way more dangerous but live around relatively few people.
What makes polar bears so dangerous is the fact they are straight carnivores and will hunt down prey unlike the grizzly and black bears
who eat mostly plants. Polar bear who have no fear of humans due to little contact with them, have been known to hunt down people who enter their territory, tracking them down for many miles. But since few people stray into polar bear territory
and bears prefer to stay away from large settlements, attacks are quite rare.
“Group photo! Everybody say cheese!”
Hyenas are rather timid around humans compared to big cats but will still attack them.
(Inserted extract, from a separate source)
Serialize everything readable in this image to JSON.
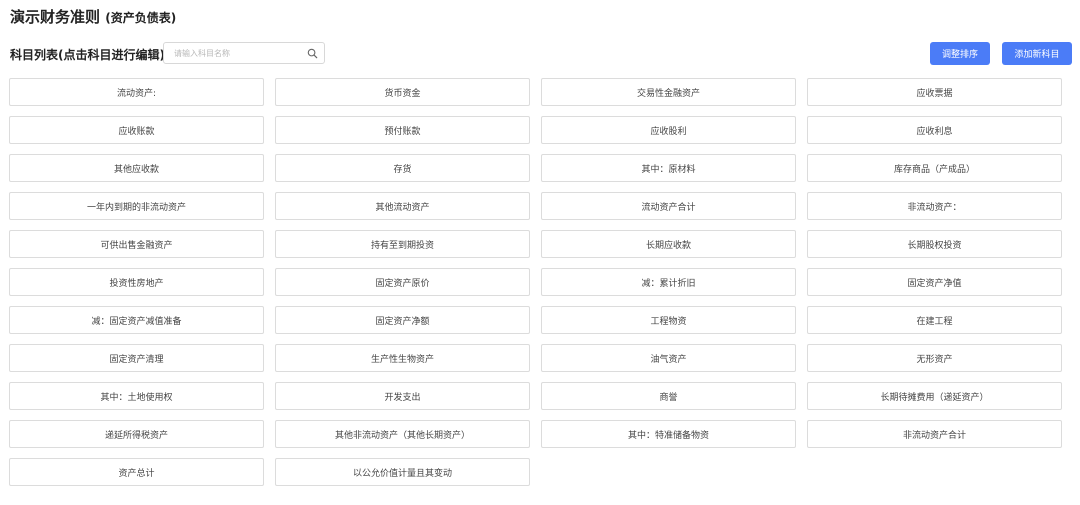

They have been known to attack
people when other food is scarce and seem to target women, children and infirm men. Still, they are very capable of taking down an adult male human.
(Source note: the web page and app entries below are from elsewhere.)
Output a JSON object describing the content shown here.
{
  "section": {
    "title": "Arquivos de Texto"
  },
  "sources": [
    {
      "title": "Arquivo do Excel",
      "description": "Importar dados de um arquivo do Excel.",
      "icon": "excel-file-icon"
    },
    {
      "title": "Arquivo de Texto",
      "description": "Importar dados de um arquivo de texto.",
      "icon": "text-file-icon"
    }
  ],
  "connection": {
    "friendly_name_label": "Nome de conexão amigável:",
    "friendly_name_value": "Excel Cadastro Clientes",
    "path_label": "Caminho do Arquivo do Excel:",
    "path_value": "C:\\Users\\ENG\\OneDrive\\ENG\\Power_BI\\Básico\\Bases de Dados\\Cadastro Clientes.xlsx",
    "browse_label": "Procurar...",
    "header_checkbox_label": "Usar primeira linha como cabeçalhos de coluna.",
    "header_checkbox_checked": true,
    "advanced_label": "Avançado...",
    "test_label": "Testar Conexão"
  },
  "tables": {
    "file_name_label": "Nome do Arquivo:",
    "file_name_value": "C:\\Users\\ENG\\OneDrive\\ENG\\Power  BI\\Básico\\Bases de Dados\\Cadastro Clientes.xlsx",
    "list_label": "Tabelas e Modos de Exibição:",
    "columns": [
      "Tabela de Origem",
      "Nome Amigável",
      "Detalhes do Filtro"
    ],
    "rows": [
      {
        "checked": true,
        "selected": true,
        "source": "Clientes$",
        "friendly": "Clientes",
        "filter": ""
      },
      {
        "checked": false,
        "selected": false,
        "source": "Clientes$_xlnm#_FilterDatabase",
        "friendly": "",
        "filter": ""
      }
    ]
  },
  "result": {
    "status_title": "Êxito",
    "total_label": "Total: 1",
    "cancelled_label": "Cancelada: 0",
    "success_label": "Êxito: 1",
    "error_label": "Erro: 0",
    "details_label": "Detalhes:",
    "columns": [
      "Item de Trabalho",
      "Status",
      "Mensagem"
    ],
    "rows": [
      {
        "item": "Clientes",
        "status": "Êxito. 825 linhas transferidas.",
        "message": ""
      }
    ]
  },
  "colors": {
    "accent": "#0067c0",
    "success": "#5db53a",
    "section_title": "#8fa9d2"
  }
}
“My anaconda don’t want none unless you got puns hun!”
constricting snakes like pythons and anacondas have been known to attack humans on rare occasions. These large constricting snakes seem to usually target weaker people but healthy adults have been found to be consumed by them.
“You goat to be kidding
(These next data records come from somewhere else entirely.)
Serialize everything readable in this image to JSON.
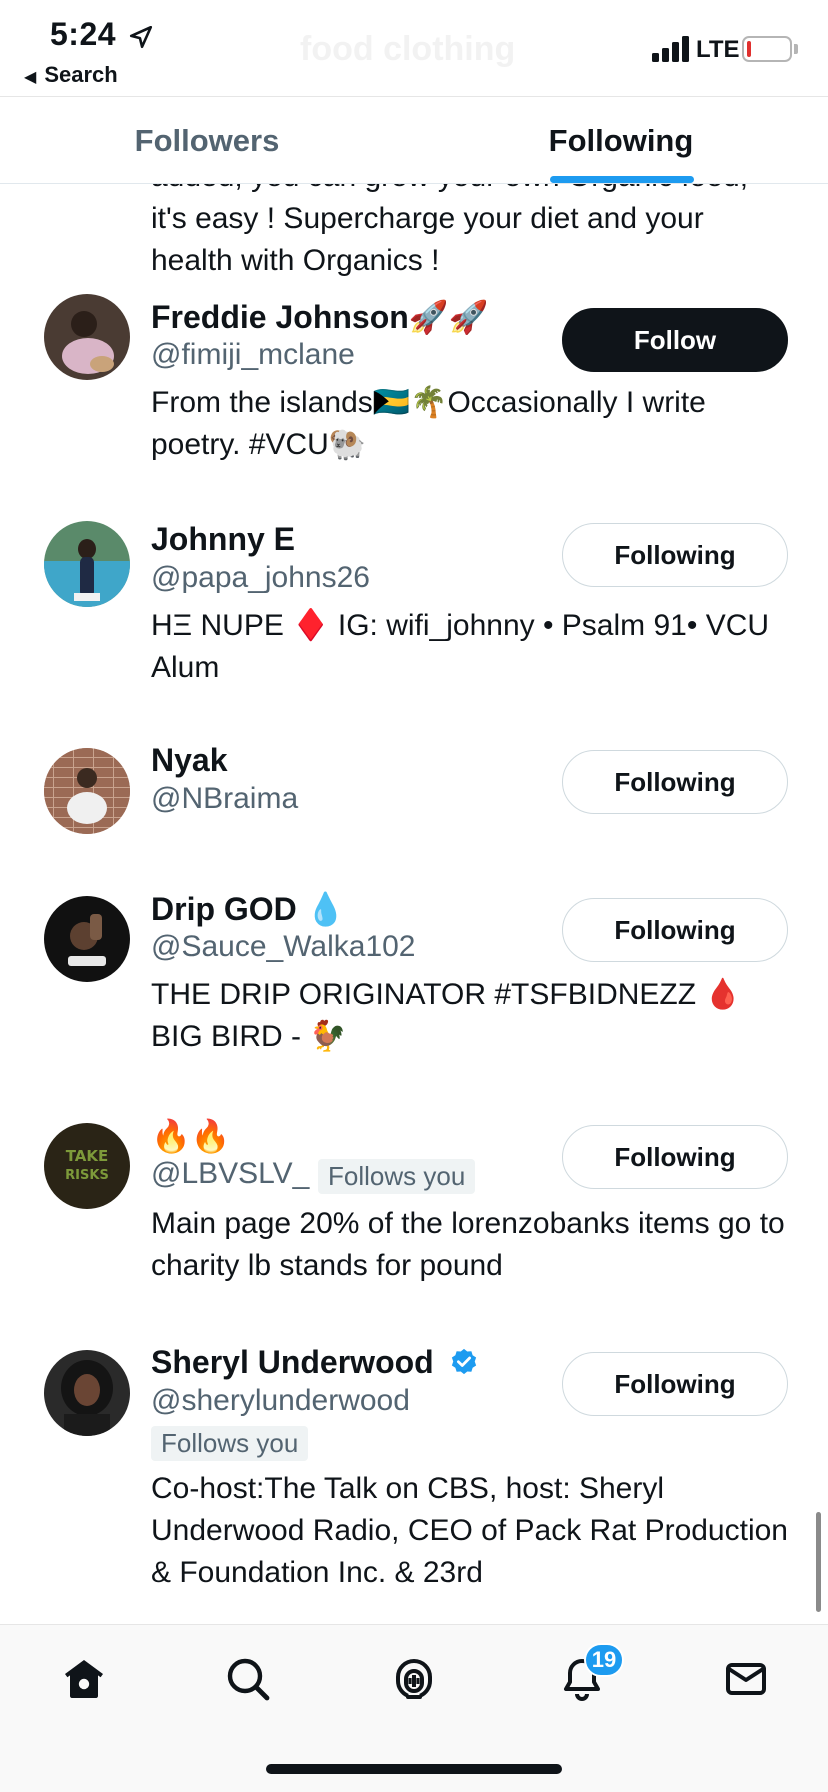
{
  "status_bar": {
    "time": "5:24",
    "back_label": "Search",
    "network": "LTE",
    "ghost_title": "food clothing"
  },
  "tabs": [
    {
      "label": "Followers",
      "active": false
    },
    {
      "label": "Following",
      "active": true
    }
  ],
  "top_bio": "added, you can grow your own Organic food, it's easy ! Supercharge your diet and your health with Organics !",
  "users": [
    {
      "name": "Freddie Johnson🚀🚀",
      "handle": "@fimiji_mclane",
      "bio": "From the islands🇧🇸🌴Occasionally I write poetry. #VCU🐏",
      "button": "Follow",
      "follows_you": false
    },
    {
      "name": "Johnny E",
      "handle": "@papa_johns26",
      "bio": "HΞ NUPE ♦️ IG: wifi_johnny • Psalm 91• VCU Alum",
      "button": "Following",
      "follows_you": false
    },
    {
      "name": "Nyak",
      "handle": "@NBraima",
      "bio": "",
      "button": "Following",
      "follows_you": false
    },
    {
      "name": "Drip GOD 💧",
      "handle": "@Sauce_Walka102",
      "bio": "THE DRIP ORIGINATOR #TSFBIDNEZZ 🩸 BIG BIRD - 🐓",
      "button": "Following",
      "follows_you": false
    },
    {
      "name": "🔥🔥",
      "handle": "@LBVSLV_",
      "bio": "Main page 20% of the lorenzobanks items go to charity lb stands for pound",
      "button": "Following",
      "follows_you": true,
      "follows_you_label": "Follows you",
      "avatar_text": "TAKE RISKS"
    },
    {
      "name": "Sheryl Underwood",
      "handle": "@sherylunderwood",
      "bio": "Co-host:The Talk on CBS, host: Sheryl Underwood Radio, CEO of Pack Rat Production & Foundation Inc. & 23rd",
      "button": "Following",
      "follows_you": true,
      "follows_you_label": "Follows you",
      "verified": true
    }
  ],
  "bottom_nav": {
    "items": [
      "home-icon",
      "search-icon",
      "spaces-icon",
      "notifications-icon",
      "messages-icon"
    ],
    "notification_count": "19"
  },
  "colors": {
    "accent": "#1d9bf0",
    "text": "#0f1419",
    "secondary": "#536471"
  }
}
me. Didn't you just have breakfast?”
Attacks on humans by Komodo dragons are very rare since they live on isolated islands but they still regard us as prey. Still, these predators pack
a punch and have been know to kill and consume people. They have also been known to dig up graves and devour corpses.
So there you have it! All the main animals that have been
known to attack and kill humans like prey. There used to be more predators that hunted humans like wolves but guess what we humans did? We hunted them to the point where they feared us too much. So remember, if you're exploring the African Savannah, Asian
jungles, Canadian north or any other wilds, always watch your back!
Exercise Does Your Dog Really Need?
Every time this topic comes up I feel guilty about every dog I have ever owned. I am sure I am not alone in this. I have every excuse in the books; kids, house, job... you've
heard them all. But the bottom line is that if something fell out of the bottom of my day it was usually walking my dog.
how bad was that for my dog?
Well, here are the facts as I understand them, none of which lessen my guilt.
- big or small, young or old, dogs need to exercise daily
- dogs do slow down as they age but they still need to have some form of daily physical activity
- without activity, your dog will become bored, frustrated and unhealthy
- this boredom may lead to destructive behaviour
- dogs will gain weight if they do not burn off the calories they consume
- some breeds have special needs that have to be taken into consideration
- your dog’s age, breed, size
and overall health should be considered
- if your dog is a short nosed breed, like a bulldog, for example, he will not need a lot of daily exercise
- labrador retrievers, hounds, collies and shepherds will need the most exercise
- if your
dog has too much weight, achy joints and muscles, or a laid-back personality they still need some activity to keep the body functioning well
So How Much Exercise is Enough?
- after assessing
your dog using the considerations above, the range of exercise time for your dog should be between 30 minutes to two hours of activity every day
- many dogs are mixed breeds which makes it hard to assess their needs by breed
- the best way to
figure out your dog's activity needs is by watching them, looking for signals
- restlessness and pacing usually indicates a need for more exercise
- if your dog is content to just lie around, they may not need as much exercise and a short walk
may be enough
- before you begin an exercise program with your dog, be sure to visit your veterinarian for a health check
- start out slowly and work your way up to longer
walking or playing routines
- a warm-up period and cool-down time is recommended
- just putting a dog in the back yard does not constitute exercise
We live in a world increasingly defined by
inactivity. Couch potatoes are the norm-both human and canine. Start small and think big!! Start simply, without putting pressure on yourself or your dog, and you will find that you are both looking forward to this happy time of the day and you will both be
the better physically and mentally for it.